- **Work order**: In the entries below, find each line with the word "PRBS" and return it.

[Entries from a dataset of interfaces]
§

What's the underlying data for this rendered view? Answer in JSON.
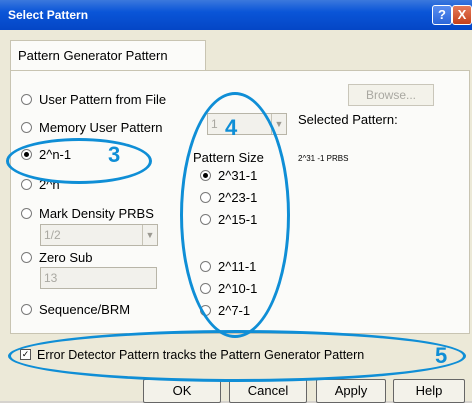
{
  "window": {
    "title": "Select Pattern",
    "help_icon": "?",
    "close_icon": "X"
  },
  "tab": {
    "label": "Pattern Generator Pattern"
  },
  "options": {
    "user_pattern_file": "User Pattern from File",
    "memory_user_pattern": "Memory User Pattern",
    "two_n_minus_1": "2^n-1",
    "two_n": "2^n",
    "mark_density_prbs": "Mark Density PRBS",
    "zero_sub": "Zero Sub",
    "sequence_brm": "Sequence/BRM"
  },
  "browse_button": "Browse...",
  "memory_combo": {
    "value": "1"
  },
  "mark_density_combo": {
    "value": "1/2"
  },
  "zero_sub_field": {
    "value": "13"
  },
  "pattern_size": {
    "label": "Pattern Size",
    "items": [
      "2^31-1",
      "2^23-1",
      "2^15-1",
      "2^11-1",
      "2^10-1",
      "2^7-1"
    ],
    "selected": "2^31-1"
  },
  "selected_pattern": {
    "label": "Selected Pattern:",
    "value": "2^31 -1 PRBS"
  },
  "tracking_checkbox": {
    "label": "Error Detector Pattern tracks the Pattern Generator Pattern",
    "checked": true
  },
  "buttons": {
    "ok": "OK",
    "cancel": "Cancel",
    "apply": "Apply",
    "help": "Help"
  },
  "annotations": [
    "3",
    "4",
    "5"
  ],
  "colors": {
    "titlebar": "#0a55d8",
    "annotation": "#0f8ed6",
    "background": "#ece9d8"
  }
}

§

- **Answer**:
    "mark_density_prbs": "Mark Density PRBS",
    "value": "2^31 -1 PRBS"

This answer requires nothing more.